What is expected. For each line of the material, check for the string "physically"; then state how many lines had it, giving only the number.

******************************

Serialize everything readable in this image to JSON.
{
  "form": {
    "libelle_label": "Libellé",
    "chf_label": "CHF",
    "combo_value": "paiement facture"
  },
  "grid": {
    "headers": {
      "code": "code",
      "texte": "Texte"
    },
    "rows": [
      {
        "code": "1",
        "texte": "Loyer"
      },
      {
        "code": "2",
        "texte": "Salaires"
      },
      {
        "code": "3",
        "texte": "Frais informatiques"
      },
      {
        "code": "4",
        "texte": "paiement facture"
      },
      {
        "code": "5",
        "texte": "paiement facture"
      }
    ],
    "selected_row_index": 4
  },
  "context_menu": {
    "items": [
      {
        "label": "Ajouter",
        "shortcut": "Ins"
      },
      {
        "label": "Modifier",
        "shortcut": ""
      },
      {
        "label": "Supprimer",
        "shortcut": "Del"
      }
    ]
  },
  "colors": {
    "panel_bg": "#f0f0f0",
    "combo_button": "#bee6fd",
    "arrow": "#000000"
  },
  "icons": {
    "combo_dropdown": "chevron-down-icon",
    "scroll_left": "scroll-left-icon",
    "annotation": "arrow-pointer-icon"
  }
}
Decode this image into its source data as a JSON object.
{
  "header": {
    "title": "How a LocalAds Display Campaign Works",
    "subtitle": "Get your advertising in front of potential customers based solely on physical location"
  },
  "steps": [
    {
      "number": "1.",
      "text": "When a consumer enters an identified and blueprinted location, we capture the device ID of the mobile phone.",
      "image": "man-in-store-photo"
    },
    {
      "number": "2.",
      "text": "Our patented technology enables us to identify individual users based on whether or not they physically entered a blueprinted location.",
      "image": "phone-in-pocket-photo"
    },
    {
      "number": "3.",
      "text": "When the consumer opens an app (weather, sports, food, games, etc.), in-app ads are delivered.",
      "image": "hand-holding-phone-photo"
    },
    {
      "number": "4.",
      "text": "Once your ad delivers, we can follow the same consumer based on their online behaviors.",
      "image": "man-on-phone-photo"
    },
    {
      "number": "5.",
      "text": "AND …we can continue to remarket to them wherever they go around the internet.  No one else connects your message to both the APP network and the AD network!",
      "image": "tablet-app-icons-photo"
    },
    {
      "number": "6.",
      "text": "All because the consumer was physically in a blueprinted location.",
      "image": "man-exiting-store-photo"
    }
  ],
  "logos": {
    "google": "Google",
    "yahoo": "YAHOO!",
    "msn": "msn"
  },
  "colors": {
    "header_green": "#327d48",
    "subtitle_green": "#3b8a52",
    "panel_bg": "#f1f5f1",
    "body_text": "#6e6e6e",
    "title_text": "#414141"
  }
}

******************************

Exercise result. 2